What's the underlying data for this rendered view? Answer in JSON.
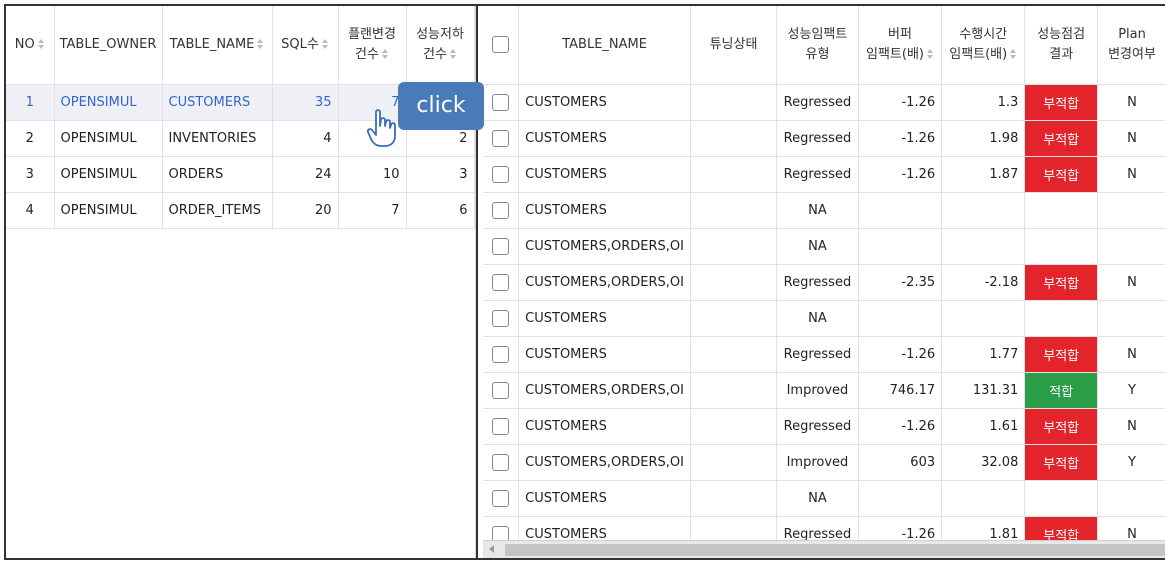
{
  "left_table": {
    "headers": {
      "no": "NO",
      "owner": "TABLE_OWNER",
      "name": "TABLE_NAME",
      "sql": "SQL수",
      "plan_line1": "플랜변경",
      "plan_line2": "건수",
      "perf_line1": "성능저하",
      "perf_line2": "건수"
    },
    "rows": [
      {
        "no": "1",
        "owner": "OPENSIMUL",
        "name": "CUSTOMERS",
        "sql": "35",
        "plan": "7",
        "perf": "",
        "selected": true
      },
      {
        "no": "2",
        "owner": "OPENSIMUL",
        "name": "INVENTORIES",
        "sql": "4",
        "plan": "",
        "perf": "2"
      },
      {
        "no": "3",
        "owner": "OPENSIMUL",
        "name": "ORDERS",
        "sql": "24",
        "plan": "10",
        "perf": "3"
      },
      {
        "no": "4",
        "owner": "OPENSIMUL",
        "name": "ORDER_ITEMS",
        "sql": "20",
        "plan": "7",
        "perf": "6"
      }
    ]
  },
  "right_table": {
    "headers": {
      "table_name": "TABLE_NAME",
      "tuning": "튜닝상태",
      "impact_type_l1": "성능임팩트",
      "impact_type_l2": "유형",
      "buffer_l1": "버퍼",
      "buffer_l2": "임팩트(배)",
      "elapsed_l1": "수행시간",
      "elapsed_l2": "임팩트(배)",
      "result_l1": "성능점검",
      "result_l2": "결과",
      "plan_l1": "Plan",
      "plan_l2": "변경여부"
    },
    "rows": [
      {
        "name": "CUSTOMERS",
        "tuning": "",
        "type": "Regressed",
        "buffer": "-1.26",
        "elapsed": "1.3",
        "result": "부적합",
        "status": "bad",
        "plan": "N"
      },
      {
        "name": "CUSTOMERS",
        "tuning": "",
        "type": "Regressed",
        "buffer": "-1.26",
        "elapsed": "1.98",
        "result": "부적합",
        "status": "bad",
        "plan": "N"
      },
      {
        "name": "CUSTOMERS",
        "tuning": "",
        "type": "Regressed",
        "buffer": "-1.26",
        "elapsed": "1.87",
        "result": "부적합",
        "status": "bad",
        "plan": "N"
      },
      {
        "name": "CUSTOMERS",
        "tuning": "",
        "type": "NA",
        "buffer": "",
        "elapsed": "",
        "result": "",
        "status": "",
        "plan": ""
      },
      {
        "name": "CUSTOMERS,ORDERS,OI",
        "tuning": "",
        "type": "NA",
        "buffer": "",
        "elapsed": "",
        "result": "",
        "status": "",
        "plan": ""
      },
      {
        "name": "CUSTOMERS,ORDERS,OI",
        "tuning": "",
        "type": "Regressed",
        "buffer": "-2.35",
        "elapsed": "-2.18",
        "result": "부적합",
        "status": "bad",
        "plan": "N"
      },
      {
        "name": "CUSTOMERS",
        "tuning": "",
        "type": "NA",
        "buffer": "",
        "elapsed": "",
        "result": "",
        "status": "",
        "plan": ""
      },
      {
        "name": "CUSTOMERS",
        "tuning": "",
        "type": "Regressed",
        "buffer": "-1.26",
        "elapsed": "1.77",
        "result": "부적합",
        "status": "bad",
        "plan": "N"
      },
      {
        "name": "CUSTOMERS,ORDERS,OI",
        "tuning": "",
        "type": "Improved",
        "buffer": "746.17",
        "elapsed": "131.31",
        "result": "적합",
        "status": "good",
        "plan": "Y"
      },
      {
        "name": "CUSTOMERS",
        "tuning": "",
        "type": "Regressed",
        "buffer": "-1.26",
        "elapsed": "1.61",
        "result": "부적합",
        "status": "bad",
        "plan": "N"
      },
      {
        "name": "CUSTOMERS,ORDERS,OI",
        "tuning": "",
        "type": "Improved",
        "buffer": "603",
        "elapsed": "32.08",
        "result": "부적합",
        "status": "bad",
        "plan": "Y"
      },
      {
        "name": "CUSTOMERS",
        "tuning": "",
        "type": "NA",
        "buffer": "",
        "elapsed": "",
        "result": "",
        "status": "",
        "plan": ""
      },
      {
        "name": "CUSTOMERS",
        "tuning": "",
        "type": "Regressed",
        "buffer": "-1.26",
        "elapsed": "1.81",
        "result": "부적합",
        "status": "bad",
        "plan": "N"
      }
    ]
  },
  "tooltip": {
    "text": "click"
  },
  "colors": {
    "bad": "#e3242b",
    "good": "#2b9d48",
    "link": "#3366cc",
    "tooltip": "#4a7ab8"
  },
  "icons": {
    "cursor": "hand-pointer-icon",
    "sort": "sort-arrows-icon",
    "checkbox": "checkbox-icon"
  }
}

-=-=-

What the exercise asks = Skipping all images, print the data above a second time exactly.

Response to the exercise =
What's the underlying data for this rendered view? Answer in JSON.
{
  "left_table": {
    "headers": {
      "no": "NO",
      "owner": "TABLE_OWNER",
      "name": "TABLE_NAME",
      "sql": "SQL수",
      "plan_line1": "플랜변경",
      "plan_line2": "건수",
      "perf_line1": "성능저하",
      "perf_line2": "건수"
    },
    "rows": [
      {
        "no": "1",
        "owner": "OPENSIMUL",
        "name": "CUSTOMERS",
        "sql": "35",
        "plan": "7",
        "perf": "",
        "selected": true
      },
      {
        "no": "2",
        "owner": "OPENSIMUL",
        "name": "INVENTORIES",
        "sql": "4",
        "plan": "",
        "perf": "2"
      },
      {
        "no": "3",
        "owner": "OPENSIMUL",
        "name": "ORDERS",
        "sql": "24",
        "plan": "10",
        "perf": "3"
      },
      {
        "no": "4",
        "owner": "OPENSIMUL",
        "name": "ORDER_ITEMS",
        "sql": "20",
        "plan": "7",
        "perf": "6"
      }
    ]
  },
  "right_table": {
    "headers": {
      "table_name": "TABLE_NAME",
      "tuning": "튜닝상태",
      "impact_type_l1": "성능임팩트",
      "impact_type_l2": "유형",
      "buffer_l1": "버퍼",
      "buffer_l2": "임팩트(배)",
      "elapsed_l1": "수행시간",
      "elapsed_l2": "임팩트(배)",
      "result_l1": "성능점검",
      "result_l2": "결과",
      "plan_l1": "Plan",
      "plan_l2": "변경여부"
    },
    "rows": [
      {
        "name": "CUSTOMERS",
        "tuning": "",
        "type": "Regressed",
        "buffer": "-1.26",
        "elapsed": "1.3",
        "result": "부적합",
        "status": "bad",
        "plan": "N"
      },
      {
        "name": "CUSTOMERS",
        "tuning": "",
        "type": "Regressed",
        "buffer": "-1.26",
        "elapsed": "1.98",
        "result": "부적합",
        "status": "bad",
        "plan": "N"
      },
      {
        "name": "CUSTOMERS",
        "tuning": "",
        "type": "Regressed",
        "buffer": "-1.26",
        "elapsed": "1.87",
        "result": "부적합",
        "status": "bad",
        "plan": "N"
      },
      {
        "name": "CUSTOMERS",
        "tuning": "",
        "type": "NA",
        "buffer": "",
        "elapsed": "",
        "result": "",
        "status": "",
        "plan": ""
      },
      {
        "name": "CUSTOMERS,ORDERS,OI",
        "tuning": "",
        "type": "NA",
        "buffer": "",
        "elapsed": "",
        "result": "",
        "status": "",
        "plan": ""
      },
      {
        "name": "CUSTOMERS,ORDERS,OI",
        "tuning": "",
        "type": "Regressed",
        "buffer": "-2.35",
        "elapsed": "-2.18",
        "result": "부적합",
        "status": "bad",
        "plan": "N"
      },
      {
        "name": "CUSTOMERS",
        "tuning": "",
        "type": "NA",
        "buffer": "",
        "elapsed": "",
        "result": "",
        "status": "",
        "plan": ""
      },
      {
        "name": "CUSTOMERS",
        "tuning": "",
        "type": "Regressed",
        "buffer": "-1.26",
        "elapsed": "1.77",
        "result": "부적합",
        "status": "bad",
        "plan": "N"
      },
      {
        "name": "CUSTOMERS,ORDERS,OI",
        "tuning": "",
        "type": "Improved",
        "buffer": "746.17",
        "elapsed": "131.31",
        "result": "적합",
        "status": "good",
        "plan": "Y"
      },
      {
        "name": "CUSTOMERS",
        "tuning": "",
        "type": "Regressed",
        "buffer": "-1.26",
        "elapsed": "1.61",
        "result": "부적합",
        "status": "bad",
        "plan": "N"
      },
      {
        "name": "CUSTOMERS,ORDERS,OI",
        "tuning": "",
        "type": "Improved",
        "buffer": "603",
        "elapsed": "32.08",
        "result": "부적합",
        "status": "bad",
        "plan": "Y"
      },
      {
        "name": "CUSTOMERS",
        "tuning": "",
        "type": "NA",
        "buffer": "",
        "elapsed": "",
        "result": "",
        "status": "",
        "plan": ""
      },
      {
        "name": "CUSTOMERS",
        "tuning": "",
        "type": "Regressed",
        "buffer": "-1.26",
        "elapsed": "1.81",
        "result": "부적합",
        "status": "bad",
        "plan": "N"
      }
    ]
  },
  "tooltip": {
    "text": "click"
  },
  "colors": {
    "bad": "#e3242b",
    "good": "#2b9d48",
    "link": "#3366cc",
    "tooltip": "#4a7ab8"
  },
  "icons": {
    "cursor": "hand-pointer-icon",
    "sort": "sort-arrows-icon",
    "checkbox": "checkbox-icon"
  }
}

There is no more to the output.